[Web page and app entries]
== == ==

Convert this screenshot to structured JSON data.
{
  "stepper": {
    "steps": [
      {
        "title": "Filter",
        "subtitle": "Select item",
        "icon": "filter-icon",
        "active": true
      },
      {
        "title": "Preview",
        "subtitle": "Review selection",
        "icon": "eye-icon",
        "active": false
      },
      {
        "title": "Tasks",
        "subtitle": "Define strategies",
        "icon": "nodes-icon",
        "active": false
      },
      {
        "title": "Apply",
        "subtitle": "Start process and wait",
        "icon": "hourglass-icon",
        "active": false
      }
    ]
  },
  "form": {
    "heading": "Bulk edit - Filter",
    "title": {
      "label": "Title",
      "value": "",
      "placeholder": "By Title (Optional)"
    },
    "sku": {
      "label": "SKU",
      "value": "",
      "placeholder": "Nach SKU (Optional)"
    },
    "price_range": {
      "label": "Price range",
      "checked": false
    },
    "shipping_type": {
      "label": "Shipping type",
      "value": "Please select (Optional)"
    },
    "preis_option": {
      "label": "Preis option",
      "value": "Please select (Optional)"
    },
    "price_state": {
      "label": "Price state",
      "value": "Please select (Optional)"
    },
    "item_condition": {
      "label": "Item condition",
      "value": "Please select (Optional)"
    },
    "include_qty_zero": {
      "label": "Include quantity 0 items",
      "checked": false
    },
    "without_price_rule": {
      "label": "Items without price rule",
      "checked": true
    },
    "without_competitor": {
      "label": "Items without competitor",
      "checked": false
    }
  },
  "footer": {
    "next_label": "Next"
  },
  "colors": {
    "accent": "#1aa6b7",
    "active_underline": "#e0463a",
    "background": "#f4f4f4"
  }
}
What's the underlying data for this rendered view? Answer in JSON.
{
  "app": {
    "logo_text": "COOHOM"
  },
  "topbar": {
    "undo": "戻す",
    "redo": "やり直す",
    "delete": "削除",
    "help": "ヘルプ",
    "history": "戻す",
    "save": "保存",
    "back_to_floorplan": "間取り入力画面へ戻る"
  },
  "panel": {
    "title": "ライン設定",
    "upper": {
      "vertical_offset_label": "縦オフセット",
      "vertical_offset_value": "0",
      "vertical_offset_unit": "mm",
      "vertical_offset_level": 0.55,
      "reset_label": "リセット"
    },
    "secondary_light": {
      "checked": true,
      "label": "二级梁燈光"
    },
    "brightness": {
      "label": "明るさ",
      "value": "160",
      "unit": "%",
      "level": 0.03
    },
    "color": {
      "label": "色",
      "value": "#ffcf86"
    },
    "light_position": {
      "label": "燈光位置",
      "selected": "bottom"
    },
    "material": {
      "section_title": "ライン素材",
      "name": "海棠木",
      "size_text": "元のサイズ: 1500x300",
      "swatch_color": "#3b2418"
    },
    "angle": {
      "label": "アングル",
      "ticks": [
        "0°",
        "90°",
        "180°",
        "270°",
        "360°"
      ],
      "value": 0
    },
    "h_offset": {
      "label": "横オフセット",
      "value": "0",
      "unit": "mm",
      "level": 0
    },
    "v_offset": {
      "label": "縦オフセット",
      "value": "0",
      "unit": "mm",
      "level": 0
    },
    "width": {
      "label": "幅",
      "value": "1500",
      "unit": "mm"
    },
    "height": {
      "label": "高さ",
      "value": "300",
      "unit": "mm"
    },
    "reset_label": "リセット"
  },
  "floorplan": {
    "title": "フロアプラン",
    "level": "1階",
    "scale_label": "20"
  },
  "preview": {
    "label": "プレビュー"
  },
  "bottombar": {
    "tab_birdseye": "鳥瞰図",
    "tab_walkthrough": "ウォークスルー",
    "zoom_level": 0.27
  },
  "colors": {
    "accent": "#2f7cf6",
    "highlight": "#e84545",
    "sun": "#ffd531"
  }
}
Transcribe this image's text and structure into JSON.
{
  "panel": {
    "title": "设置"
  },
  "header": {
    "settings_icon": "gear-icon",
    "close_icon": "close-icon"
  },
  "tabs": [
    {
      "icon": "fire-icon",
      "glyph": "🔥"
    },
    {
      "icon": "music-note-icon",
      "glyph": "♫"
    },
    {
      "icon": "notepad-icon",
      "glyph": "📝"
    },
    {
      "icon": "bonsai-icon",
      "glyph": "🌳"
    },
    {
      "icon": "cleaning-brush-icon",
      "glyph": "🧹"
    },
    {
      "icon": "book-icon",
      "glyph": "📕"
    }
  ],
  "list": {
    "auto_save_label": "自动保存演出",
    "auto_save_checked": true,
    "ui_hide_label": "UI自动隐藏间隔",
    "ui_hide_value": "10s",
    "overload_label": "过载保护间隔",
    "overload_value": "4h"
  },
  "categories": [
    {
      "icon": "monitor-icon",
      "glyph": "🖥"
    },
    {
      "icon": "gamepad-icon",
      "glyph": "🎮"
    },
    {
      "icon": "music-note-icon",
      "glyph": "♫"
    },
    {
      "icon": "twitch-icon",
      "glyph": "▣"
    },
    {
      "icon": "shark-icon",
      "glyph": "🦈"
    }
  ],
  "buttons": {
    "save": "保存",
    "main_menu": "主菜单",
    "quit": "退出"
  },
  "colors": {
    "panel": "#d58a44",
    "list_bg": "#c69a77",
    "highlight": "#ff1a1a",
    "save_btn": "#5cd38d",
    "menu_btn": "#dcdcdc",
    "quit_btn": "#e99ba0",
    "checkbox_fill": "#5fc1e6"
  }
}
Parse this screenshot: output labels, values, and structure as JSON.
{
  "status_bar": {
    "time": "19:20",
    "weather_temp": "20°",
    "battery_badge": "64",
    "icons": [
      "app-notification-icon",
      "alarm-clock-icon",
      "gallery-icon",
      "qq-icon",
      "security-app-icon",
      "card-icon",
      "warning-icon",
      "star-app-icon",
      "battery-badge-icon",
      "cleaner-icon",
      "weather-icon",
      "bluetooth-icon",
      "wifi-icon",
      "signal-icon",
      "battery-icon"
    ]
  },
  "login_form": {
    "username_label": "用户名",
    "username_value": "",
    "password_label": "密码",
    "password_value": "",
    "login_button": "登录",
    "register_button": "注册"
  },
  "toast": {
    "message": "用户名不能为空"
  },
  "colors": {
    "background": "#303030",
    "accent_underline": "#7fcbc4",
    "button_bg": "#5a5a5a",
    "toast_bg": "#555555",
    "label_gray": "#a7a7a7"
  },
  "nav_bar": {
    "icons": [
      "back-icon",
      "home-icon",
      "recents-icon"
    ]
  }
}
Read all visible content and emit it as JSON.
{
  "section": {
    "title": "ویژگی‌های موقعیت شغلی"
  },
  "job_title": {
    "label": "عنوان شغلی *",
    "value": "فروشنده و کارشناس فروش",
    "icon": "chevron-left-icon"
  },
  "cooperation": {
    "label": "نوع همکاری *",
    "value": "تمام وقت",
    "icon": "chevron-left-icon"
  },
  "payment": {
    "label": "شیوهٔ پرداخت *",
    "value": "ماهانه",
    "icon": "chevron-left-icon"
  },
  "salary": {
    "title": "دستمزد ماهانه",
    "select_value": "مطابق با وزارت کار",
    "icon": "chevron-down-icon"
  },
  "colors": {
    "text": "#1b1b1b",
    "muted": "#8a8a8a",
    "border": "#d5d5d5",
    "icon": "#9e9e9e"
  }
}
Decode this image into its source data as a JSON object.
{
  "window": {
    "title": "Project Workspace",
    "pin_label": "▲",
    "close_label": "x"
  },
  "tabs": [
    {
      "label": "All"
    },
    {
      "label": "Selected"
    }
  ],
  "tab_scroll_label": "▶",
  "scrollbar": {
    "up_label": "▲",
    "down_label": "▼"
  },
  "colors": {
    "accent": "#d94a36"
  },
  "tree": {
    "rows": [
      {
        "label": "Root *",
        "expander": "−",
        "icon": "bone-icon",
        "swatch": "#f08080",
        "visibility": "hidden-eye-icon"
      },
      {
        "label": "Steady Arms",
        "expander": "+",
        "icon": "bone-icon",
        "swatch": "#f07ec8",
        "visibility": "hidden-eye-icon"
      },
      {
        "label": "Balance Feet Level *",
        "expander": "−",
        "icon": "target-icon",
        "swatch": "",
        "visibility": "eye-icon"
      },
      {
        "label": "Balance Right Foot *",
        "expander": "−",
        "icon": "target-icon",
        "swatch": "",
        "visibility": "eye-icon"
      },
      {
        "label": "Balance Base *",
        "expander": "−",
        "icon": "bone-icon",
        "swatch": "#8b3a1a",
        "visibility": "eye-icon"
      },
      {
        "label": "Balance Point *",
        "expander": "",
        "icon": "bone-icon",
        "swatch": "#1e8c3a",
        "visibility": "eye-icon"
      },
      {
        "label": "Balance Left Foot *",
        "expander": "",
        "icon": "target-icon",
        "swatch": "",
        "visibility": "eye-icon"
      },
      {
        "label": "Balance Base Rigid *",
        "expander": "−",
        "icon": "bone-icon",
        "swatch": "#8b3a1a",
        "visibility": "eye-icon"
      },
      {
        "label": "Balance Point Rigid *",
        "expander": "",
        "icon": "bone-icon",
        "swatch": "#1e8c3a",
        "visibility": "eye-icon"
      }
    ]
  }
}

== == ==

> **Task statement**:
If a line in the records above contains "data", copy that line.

> **Reply to the task**:
Convert this screenshot to structured JSON data.
What's the underlying data for this rendered view? Answer in JSON.
Decode this image into its source data as a JSON object.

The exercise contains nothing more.